(Data records for software interfaces)
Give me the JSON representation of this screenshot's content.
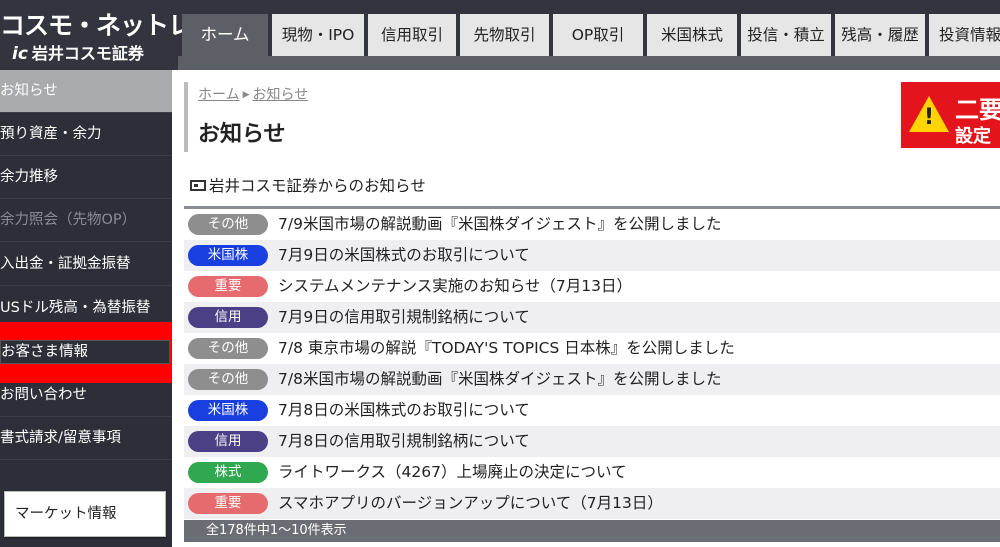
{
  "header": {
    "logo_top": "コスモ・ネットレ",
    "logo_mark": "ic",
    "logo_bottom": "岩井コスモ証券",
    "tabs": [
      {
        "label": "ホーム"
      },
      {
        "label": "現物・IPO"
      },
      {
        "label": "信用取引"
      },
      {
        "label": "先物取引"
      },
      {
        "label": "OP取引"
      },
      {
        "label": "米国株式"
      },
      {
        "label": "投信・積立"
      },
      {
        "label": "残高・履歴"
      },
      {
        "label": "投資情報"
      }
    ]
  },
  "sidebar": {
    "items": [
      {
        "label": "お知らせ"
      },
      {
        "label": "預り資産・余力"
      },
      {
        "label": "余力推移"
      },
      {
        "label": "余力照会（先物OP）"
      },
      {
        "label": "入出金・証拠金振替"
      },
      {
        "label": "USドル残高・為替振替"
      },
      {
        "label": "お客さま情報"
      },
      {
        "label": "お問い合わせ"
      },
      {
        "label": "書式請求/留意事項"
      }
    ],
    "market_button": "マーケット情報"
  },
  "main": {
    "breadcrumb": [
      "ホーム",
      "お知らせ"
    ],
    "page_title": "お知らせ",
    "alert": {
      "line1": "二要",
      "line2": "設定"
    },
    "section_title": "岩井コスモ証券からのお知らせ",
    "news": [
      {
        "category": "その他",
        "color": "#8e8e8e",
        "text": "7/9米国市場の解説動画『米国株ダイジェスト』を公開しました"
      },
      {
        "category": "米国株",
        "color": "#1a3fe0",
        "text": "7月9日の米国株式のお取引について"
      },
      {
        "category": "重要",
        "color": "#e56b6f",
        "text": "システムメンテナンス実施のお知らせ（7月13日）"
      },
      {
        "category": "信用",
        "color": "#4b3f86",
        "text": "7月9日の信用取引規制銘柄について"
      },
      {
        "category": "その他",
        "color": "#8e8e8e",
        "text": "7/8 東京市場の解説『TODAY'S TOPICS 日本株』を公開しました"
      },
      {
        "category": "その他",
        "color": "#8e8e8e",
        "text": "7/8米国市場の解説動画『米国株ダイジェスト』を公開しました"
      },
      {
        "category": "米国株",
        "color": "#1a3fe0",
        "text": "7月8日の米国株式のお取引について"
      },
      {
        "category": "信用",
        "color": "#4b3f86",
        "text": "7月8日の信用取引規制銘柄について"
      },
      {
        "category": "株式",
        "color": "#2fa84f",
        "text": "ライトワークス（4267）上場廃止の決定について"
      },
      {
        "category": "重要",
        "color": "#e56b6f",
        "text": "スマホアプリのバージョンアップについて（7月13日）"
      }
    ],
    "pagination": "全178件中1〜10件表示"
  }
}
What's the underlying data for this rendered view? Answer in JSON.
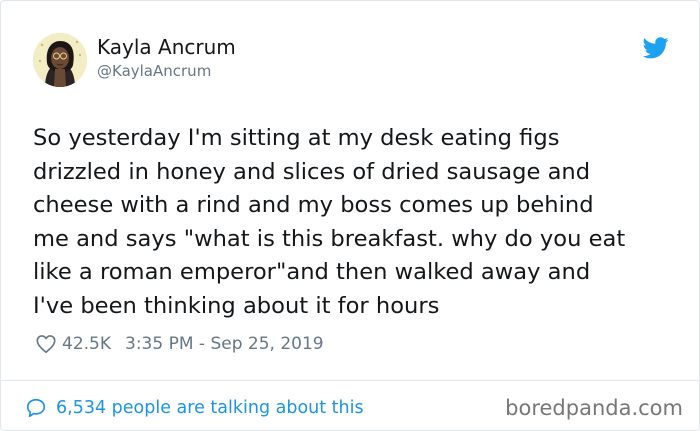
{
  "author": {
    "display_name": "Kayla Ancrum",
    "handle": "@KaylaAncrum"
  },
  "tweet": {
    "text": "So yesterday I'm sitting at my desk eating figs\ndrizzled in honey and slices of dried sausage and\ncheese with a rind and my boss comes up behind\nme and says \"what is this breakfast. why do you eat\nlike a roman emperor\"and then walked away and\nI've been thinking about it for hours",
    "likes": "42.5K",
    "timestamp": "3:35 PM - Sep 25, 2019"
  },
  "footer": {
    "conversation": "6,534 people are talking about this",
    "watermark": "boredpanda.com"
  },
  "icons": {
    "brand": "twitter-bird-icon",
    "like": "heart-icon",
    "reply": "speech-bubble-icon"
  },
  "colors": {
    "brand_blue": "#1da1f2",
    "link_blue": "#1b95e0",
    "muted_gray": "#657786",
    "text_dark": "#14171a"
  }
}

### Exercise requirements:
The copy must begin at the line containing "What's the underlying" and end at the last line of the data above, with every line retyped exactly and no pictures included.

### Task solution:
What's the underlying data for this rendered view? Answer in JSON.
{
  "author": {
    "display_name": "Kayla Ancrum",
    "handle": "@KaylaAncrum"
  },
  "tweet": {
    "text": "So yesterday I'm sitting at my desk eating figs\ndrizzled in honey and slices of dried sausage and\ncheese with a rind and my boss comes up behind\nme and says \"what is this breakfast. why do you eat\nlike a roman emperor\"and then walked away and\nI've been thinking about it for hours",
    "likes": "42.5K",
    "timestamp": "3:35 PM - Sep 25, 2019"
  },
  "footer": {
    "conversation": "6,534 people are talking about this",
    "watermark": "boredpanda.com"
  },
  "icons": {
    "brand": "twitter-bird-icon",
    "like": "heart-icon",
    "reply": "speech-bubble-icon"
  },
  "colors": {
    "brand_blue": "#1da1f2",
    "link_blue": "#1b95e0",
    "muted_gray": "#657786",
    "text_dark": "#14171a"
  }
}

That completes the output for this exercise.